This practice not only improves ocular health by stimulating increased blood flow to the eyes but also serves to balance the nervous system.
More than just an eye exercise, Trataka enhances your mental focus, bolsters willpower, and helps to activate the “third eye”, the area between your eyebrows. As such, this Shatkarma serves as an excellent preparatory exercise for deeper meditation practices, aiding in stilling the mind and heightening awareness.
Why is Cleansing Important?
Your internal organs regularly come into contact with external matter, for example through your food intake. Even though you might lead a healthy lifestyle, you still accumulate toxins and impurities. These may come from your diet, your interactions with others, and even from your thoughts and emotions.
These toxins block the flow of prana through the energy channels and lead to imbalances. As a result, your internal bodily systems need cleansing. Exactly like you take a shower to wash your outer body, you can practice Shatkarmas to purify your internal body and your mind.
Many yogis recommend doing at least some of the Shatkarmas every three to six months.
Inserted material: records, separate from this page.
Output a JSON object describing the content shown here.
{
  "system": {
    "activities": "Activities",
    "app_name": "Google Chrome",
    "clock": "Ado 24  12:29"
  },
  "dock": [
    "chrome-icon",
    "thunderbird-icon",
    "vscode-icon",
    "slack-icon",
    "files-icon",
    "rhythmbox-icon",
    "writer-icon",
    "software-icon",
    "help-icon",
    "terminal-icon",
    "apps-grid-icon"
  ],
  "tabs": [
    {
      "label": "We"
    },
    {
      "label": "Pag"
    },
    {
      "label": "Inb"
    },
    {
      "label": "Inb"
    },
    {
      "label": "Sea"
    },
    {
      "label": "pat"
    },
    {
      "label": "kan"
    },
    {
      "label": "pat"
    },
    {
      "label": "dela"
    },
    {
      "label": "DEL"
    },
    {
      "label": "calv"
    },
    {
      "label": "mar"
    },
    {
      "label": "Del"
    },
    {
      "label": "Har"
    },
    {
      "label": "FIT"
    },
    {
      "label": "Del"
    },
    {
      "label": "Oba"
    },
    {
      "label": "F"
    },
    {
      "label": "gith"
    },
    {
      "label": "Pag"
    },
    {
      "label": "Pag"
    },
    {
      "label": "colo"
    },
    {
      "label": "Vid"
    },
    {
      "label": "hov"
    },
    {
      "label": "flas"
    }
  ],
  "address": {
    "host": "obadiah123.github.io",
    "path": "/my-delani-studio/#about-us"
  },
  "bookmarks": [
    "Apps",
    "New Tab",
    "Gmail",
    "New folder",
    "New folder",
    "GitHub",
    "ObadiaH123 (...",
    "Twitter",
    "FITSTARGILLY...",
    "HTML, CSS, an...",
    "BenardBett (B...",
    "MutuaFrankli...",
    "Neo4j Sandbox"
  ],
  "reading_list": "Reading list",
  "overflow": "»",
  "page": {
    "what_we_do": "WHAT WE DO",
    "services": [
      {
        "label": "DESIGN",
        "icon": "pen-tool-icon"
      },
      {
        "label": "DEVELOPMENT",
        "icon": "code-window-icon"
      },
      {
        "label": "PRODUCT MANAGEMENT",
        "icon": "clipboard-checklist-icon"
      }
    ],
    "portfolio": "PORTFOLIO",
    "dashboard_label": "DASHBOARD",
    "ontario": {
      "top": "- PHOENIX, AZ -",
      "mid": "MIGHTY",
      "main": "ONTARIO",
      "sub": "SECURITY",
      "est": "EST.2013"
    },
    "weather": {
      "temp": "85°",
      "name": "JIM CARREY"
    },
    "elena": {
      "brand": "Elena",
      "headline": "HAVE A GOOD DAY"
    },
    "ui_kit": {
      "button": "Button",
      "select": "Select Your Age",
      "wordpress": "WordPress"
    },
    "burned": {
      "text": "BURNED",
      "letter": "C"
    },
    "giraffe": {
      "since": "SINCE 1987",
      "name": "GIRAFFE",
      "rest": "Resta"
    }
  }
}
They remove accumulated toxins and anything blocking the flow of life force in the body. Physically, the Shatkarmas may help you manage certain diseases and maintain good health.
Spiritually, they prepare your body and mind for higher yogic techniques. Therefore, the Hatha Yoga Pradipika recommends doing the Shatkarmas before practicing asana, pranayama, and meditation.
Shatkarma vs. Panchakarma
If you are familiar with yoga’s sister science Ayurveda, you might have heard the term Panchakarma. Translating as “five actions,” panchakarma is an intensive treatment for purifying body and mind. While some practices like neti and basti are part of both the panchakarma and shatkarma regimens, others are completely different.
The main difference: a panchakarma treatment can only be done at a specialized Ayurvedic clinic and takes multiple days or weeks to complete. It is recommended for a full “reset” or the management of specific diseases. The yogic cleansing techniques, however, can be done from home. On a regular basis, they keep the body strong, clean, and healthy.
If Ayurveda intrigues you and you’re looking for a very hands-on approach, follow our course The Essentials of Ayurveda on Online Studio. Expert Ayurveda practitioner and therapist Nancy Huettig offers an excellent starting point for learning and understanding the wisdom of Ayurveda and its basic principles.
As we navigate the intricacies of our daily lives, the quest for purity – both bodily and spiritually – often remains an elusive goal. Shatkarmas offer an invaluable key to this enduring challenge, unveiling a wealth of ancient techniques that cleanse the body, calm the mind, and nourish the soul.
Rooted in time-honored wisdom, these practices are more than just preliminary steps; they’re the bedrock on which you can build a life of balance, clarity, and spiritual awakening. From the focused gaze of Trataka that enriches our mental acuity, to the cleansing effects of Basti on our digestive system, each Shatkarma serves as a cornerstone of holistic wellness.
If you’re looking to integrate deep cleansing practices into your routine, consider embracing the Shatkarmas as both a touchstone and a springboard for your ongoing journey. They can be your catalysts for change, fortifying your physical health while setting the stage for deeper, more impactful spiritual practices.
Take that leap, under the guidance of an adept teacher, and unlock an enduring sanctuary of well-being within yourself.